    *if you start using Amazon for shipping your eBay orders, I'm sure it won't be long before they come up with an auction site so you can sell them there as well. Could this be the eBay killer we've all been waiting for?*

    Have you looked in the website lately? Did you know they have a marketplace? is not bidding. But they do have products from other sources and you pretty much pick the lowest one with the highest rating.
    I just got 3 products from them. Only bad thing is that some of them don't support the PRIME account (2 day shipping on everything for $79 as year). But if they start keeping the stock with Amazon i can certainly see me getting these inexpensive finds in 2 days too!!!

     

    reply to this | link to this | view in thread ]

  5.  
    identicon
    wherehaveyoubeen?, Apr 27th, 2007 @ 1:39pm

    and yes this too

    http://auctions.amazon.com. They've had an auction site for a few years now.

     

    reply to this | link to this | view in thread ]

  6.  
    identicon
    hmmm....., Apr 28th, 2007 @ 8:41am

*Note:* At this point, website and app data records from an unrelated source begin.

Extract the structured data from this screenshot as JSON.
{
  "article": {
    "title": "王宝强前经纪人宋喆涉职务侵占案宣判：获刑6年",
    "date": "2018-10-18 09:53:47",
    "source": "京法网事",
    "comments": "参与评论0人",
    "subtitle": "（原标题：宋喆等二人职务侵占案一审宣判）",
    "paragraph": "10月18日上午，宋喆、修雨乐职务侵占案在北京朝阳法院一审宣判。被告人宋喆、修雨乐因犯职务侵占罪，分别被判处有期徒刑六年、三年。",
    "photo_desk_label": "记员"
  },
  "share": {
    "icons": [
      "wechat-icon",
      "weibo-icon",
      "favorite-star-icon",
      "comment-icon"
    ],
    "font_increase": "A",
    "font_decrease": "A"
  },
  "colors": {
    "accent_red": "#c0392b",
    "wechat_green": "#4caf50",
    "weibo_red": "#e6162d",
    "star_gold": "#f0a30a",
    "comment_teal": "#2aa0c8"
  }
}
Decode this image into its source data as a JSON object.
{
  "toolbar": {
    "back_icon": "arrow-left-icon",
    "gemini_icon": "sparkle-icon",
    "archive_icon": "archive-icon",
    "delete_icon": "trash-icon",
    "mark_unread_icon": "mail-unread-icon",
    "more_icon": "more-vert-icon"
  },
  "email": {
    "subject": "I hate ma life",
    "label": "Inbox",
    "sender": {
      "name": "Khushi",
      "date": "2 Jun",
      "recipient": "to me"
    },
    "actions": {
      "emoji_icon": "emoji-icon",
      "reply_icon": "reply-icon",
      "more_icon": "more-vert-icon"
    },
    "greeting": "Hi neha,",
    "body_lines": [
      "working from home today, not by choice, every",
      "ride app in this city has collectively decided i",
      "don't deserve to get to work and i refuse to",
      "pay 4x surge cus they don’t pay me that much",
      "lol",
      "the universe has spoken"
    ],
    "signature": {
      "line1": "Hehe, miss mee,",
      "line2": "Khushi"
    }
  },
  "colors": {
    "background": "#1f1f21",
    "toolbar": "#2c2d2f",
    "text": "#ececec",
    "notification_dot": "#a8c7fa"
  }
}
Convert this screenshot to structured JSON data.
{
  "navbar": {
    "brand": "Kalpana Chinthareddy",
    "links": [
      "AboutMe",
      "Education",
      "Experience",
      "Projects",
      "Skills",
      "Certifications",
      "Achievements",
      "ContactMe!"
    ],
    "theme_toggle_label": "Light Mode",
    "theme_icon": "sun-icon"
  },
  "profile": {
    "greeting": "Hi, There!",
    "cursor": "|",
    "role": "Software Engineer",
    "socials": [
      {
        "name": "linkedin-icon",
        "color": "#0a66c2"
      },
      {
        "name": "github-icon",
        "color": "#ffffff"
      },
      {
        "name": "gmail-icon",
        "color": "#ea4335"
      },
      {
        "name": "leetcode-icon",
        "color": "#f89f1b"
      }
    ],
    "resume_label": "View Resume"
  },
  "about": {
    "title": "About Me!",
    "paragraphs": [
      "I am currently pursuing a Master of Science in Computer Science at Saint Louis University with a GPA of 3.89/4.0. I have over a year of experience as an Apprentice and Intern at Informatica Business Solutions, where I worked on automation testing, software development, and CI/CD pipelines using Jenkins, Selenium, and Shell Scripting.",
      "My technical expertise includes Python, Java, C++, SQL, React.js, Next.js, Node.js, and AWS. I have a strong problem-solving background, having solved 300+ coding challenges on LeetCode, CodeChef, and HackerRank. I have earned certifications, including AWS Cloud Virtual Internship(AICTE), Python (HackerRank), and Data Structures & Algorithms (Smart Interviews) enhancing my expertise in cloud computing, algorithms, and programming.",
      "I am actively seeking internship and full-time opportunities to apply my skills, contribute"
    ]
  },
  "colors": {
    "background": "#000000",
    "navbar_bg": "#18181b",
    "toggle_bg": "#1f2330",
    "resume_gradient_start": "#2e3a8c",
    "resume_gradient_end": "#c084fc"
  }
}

    Joe likes buzz words

    Ever notice how many times Joe tunes into the techno buzzword crap of the people he is writing about???

     

    reply to this | link to this | view in thread ]


Add Your Comment

Have a Techdirt Account? Sign in now. Want one? Register here
Get Techdirt’s Daily Email
Save me a cookie
  • Note: A CRLF will be replaced by a break tag (<br>), all other allowable HTML will remain intact
  • Allowed HTML Tags: <b> <i> <a> <em> <br> <strong> <blockquote> <hr> <tt>
Follow Techdirt
A word from our sponsors...
Essential Reading
Techdirt Reading List
Techdirt Insider Chat
A word from our sponsors...
Recent Stories
A word from our sponsors...

Close

Email This